Mrs. Bretton has always been devoted to promoting STEM, even long before she joined Triple Helix. As a mother of two, when her kids were in elementary school she heard about FLL, and after finding out that no one at their school wanted to start a team, she started one herself. This FLL team has been to state championships countless times and is still going strong. Mrs. Bretton even has her own website that shares a variety of STEM topics, activities, and ideas. She is often contacted by new parents asking how to get their children involved in STEM. Her devotion and dedication to promoting STEM has had a tremendous effect on those around her.
Interestingly enough, when Mrs. Bretton first joined Triple Helix, she was not expecting to become the software lead, however, she quickly became an asset to the team by taking over the lead position when the previous software mentor left. Not only did she keep the software subteam afloat, but she implemented a structured, well-documented framework that allows students to begin contributing from day one by following procedures shared in Google Keep notes. Mrs. Bretton focuses on ensuring that every student has an equal opportunity to participate. Carson, one of the youngest members on the team says, “Mrs. Bretton makes sure everyone has a task regardless of their experience level.”

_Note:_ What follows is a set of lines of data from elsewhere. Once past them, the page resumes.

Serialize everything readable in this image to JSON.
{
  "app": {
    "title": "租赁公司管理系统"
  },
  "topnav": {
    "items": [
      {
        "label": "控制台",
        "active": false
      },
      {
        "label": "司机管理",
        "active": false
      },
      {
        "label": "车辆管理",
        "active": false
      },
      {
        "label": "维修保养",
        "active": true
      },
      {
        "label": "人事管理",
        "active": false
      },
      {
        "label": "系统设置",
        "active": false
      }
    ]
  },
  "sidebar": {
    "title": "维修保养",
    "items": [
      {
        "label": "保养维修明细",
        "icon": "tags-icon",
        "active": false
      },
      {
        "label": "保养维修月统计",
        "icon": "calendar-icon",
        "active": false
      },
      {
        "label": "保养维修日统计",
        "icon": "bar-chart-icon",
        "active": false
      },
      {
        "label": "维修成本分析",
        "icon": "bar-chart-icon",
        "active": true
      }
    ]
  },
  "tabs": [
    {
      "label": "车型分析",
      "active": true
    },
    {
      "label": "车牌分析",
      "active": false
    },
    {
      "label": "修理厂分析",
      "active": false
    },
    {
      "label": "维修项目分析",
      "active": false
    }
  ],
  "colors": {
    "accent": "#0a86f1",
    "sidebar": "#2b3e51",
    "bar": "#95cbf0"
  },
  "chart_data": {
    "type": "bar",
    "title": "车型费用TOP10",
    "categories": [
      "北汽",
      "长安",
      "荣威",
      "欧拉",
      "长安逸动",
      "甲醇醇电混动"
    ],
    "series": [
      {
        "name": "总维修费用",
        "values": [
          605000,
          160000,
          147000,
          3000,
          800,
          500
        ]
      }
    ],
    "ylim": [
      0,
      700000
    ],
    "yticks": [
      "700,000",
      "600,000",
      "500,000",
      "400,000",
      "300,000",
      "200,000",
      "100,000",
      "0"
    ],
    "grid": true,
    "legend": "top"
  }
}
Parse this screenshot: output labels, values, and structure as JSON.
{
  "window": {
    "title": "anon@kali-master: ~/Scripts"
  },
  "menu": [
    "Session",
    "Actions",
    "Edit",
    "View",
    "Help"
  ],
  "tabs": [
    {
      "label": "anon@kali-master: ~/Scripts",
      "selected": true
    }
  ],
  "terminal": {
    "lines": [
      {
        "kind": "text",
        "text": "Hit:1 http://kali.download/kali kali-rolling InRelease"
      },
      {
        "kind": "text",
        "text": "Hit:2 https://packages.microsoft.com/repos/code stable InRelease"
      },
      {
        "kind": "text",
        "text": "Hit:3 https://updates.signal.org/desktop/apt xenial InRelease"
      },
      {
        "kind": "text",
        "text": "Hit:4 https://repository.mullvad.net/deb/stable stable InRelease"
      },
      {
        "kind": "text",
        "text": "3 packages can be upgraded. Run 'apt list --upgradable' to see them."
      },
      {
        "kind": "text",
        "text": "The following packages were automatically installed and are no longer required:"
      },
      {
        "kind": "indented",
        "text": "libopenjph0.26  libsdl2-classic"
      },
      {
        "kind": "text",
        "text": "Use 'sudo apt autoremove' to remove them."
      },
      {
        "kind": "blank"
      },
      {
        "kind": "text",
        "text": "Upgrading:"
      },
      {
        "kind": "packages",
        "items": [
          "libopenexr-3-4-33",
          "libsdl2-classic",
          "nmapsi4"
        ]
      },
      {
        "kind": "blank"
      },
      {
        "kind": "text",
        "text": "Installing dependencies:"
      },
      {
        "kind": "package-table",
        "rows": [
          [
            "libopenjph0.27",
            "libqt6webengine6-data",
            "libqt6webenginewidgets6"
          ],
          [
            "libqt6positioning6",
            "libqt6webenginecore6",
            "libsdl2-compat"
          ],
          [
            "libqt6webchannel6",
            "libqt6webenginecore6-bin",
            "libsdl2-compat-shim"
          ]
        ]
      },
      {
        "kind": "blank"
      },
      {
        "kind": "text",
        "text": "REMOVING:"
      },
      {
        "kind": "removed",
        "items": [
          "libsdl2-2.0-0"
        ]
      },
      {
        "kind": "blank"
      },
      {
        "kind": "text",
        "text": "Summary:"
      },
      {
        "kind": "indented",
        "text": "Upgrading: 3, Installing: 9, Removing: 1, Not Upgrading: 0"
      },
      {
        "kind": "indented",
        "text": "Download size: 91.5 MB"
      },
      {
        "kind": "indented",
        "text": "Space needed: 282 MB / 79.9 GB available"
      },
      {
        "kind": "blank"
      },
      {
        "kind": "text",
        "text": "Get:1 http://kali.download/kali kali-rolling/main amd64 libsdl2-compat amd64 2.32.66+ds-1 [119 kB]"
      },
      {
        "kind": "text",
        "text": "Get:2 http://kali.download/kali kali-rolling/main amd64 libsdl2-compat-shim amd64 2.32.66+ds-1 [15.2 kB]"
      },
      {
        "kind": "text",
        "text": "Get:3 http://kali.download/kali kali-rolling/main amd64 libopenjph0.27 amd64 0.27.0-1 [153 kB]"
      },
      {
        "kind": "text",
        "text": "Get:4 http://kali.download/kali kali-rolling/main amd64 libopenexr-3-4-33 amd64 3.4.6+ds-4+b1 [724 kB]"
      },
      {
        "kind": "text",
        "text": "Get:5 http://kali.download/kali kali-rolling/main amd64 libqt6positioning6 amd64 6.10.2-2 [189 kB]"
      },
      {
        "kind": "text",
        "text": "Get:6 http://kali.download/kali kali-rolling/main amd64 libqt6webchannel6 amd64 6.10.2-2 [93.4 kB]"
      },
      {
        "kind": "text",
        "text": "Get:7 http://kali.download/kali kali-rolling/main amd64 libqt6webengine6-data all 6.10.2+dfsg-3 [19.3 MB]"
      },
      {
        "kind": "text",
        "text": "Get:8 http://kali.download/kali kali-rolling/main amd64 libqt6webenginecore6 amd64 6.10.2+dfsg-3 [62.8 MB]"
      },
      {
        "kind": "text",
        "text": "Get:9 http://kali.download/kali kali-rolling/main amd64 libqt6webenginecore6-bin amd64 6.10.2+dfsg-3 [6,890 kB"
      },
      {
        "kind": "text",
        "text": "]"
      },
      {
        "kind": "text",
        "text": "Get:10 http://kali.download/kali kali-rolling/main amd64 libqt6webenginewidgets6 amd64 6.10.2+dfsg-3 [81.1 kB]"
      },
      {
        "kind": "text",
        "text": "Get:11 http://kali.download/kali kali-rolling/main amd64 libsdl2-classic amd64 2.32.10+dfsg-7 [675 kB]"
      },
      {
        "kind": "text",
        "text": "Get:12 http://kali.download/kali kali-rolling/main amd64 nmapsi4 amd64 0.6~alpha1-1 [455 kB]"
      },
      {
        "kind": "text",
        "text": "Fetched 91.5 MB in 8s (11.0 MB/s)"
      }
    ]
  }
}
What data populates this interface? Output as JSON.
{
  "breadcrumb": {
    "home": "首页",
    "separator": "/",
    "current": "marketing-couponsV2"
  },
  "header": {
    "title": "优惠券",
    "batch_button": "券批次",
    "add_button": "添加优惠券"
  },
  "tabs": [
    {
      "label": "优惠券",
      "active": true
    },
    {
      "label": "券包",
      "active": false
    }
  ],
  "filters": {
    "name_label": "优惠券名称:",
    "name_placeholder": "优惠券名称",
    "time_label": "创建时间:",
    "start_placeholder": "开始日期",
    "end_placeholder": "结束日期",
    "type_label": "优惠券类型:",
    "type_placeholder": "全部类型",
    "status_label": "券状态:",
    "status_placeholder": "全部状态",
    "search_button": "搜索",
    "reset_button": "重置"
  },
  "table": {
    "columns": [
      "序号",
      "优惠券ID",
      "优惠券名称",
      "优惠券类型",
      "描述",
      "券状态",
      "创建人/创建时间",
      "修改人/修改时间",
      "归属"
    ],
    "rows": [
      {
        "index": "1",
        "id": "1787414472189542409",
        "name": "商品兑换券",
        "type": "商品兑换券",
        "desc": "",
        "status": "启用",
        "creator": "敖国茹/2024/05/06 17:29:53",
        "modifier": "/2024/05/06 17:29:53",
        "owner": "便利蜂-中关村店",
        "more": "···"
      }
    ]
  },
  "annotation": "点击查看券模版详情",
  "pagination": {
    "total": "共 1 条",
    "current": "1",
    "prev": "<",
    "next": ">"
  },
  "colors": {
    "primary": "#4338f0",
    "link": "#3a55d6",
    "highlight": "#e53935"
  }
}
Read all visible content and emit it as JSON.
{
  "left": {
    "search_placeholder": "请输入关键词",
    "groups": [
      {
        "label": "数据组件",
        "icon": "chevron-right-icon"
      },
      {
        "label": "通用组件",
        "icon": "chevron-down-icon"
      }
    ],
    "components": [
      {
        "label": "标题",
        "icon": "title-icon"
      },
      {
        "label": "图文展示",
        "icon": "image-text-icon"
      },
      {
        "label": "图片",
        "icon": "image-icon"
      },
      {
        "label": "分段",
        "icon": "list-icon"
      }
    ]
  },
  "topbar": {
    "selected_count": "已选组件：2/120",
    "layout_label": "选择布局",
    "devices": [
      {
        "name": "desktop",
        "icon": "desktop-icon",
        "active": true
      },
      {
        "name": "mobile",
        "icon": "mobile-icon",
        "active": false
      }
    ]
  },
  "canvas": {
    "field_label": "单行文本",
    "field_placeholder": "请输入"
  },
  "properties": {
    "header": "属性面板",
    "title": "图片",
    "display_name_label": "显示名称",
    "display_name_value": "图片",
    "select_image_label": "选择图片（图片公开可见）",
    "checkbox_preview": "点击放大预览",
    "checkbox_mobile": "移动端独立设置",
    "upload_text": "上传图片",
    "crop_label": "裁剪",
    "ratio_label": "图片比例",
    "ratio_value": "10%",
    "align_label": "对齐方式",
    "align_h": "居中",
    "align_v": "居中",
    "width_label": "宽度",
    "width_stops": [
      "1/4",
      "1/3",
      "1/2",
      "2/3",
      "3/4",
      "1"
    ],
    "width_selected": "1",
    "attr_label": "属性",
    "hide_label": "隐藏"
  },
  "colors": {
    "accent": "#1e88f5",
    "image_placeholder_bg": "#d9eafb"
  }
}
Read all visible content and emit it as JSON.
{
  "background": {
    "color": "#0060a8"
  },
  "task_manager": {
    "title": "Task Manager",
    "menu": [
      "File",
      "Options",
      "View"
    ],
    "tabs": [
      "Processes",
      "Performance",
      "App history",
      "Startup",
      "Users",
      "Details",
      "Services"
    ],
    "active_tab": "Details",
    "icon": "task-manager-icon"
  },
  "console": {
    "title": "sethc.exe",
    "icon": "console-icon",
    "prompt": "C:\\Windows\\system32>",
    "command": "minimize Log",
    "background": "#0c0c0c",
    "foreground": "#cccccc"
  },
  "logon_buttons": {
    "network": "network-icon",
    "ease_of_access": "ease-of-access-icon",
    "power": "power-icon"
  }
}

Mrs. Bretton strives to ensure that all students are able to express their creativity. She encourages teamwork throughout the subteam, and because of this, students are often found working together on the code. Long after a meeting ends, Mrs. Bretton will be looking over all of the altered code and integrating it into a stable baseline so that testing can start at the next meeting. This system guarantees that all the students can actively participate in writing the code. She even managed to implement this practice with last year’s robot – the most complicated robot the team has made.
In conclusion, Mrs. Bretton is more than just the team’s software mentor. She not only works alongside the students, but also provides life advice, support, and even rides to meetings. Liz, one of the team’s alumni, states, “Her positive energy truly bleeds out into everything that she does.” To sum it up, Mrs. Bretton’s passion for promoting STEM has created many lifelong learners, gracious professionals, and thoughtful citizens who continue to be active in the STEM community.
The game piece handling mechanisms within Triple Helix’s 2020 competition robot employ rollers of various shapes and sizes. This brief slide deck outlines the team’s 4 standard configurations for the ends of these rollers. We classify idle rollers, driven rollers, and two types of driving rollers.
A generic camera case for a VGA USB Camera Module (640×480). Includes flexible mounting points. Camera can be oriented as desired and includes a connection port on the back with two small slots for a strain-relieving zip-tie. Secure camera board with M1.6 screws.
Arcade pushbuttons normally use standard miniature snap action microswitches to provide momentary input to an electrical device. When latching push-on/push-off switch functionality is desired, use this adapter to install a low-cost latching pushbutton switch in place of the microswitch.
Triple Helix logs each of our community outreach engagements, as well as the ways we’ve shared our team resources.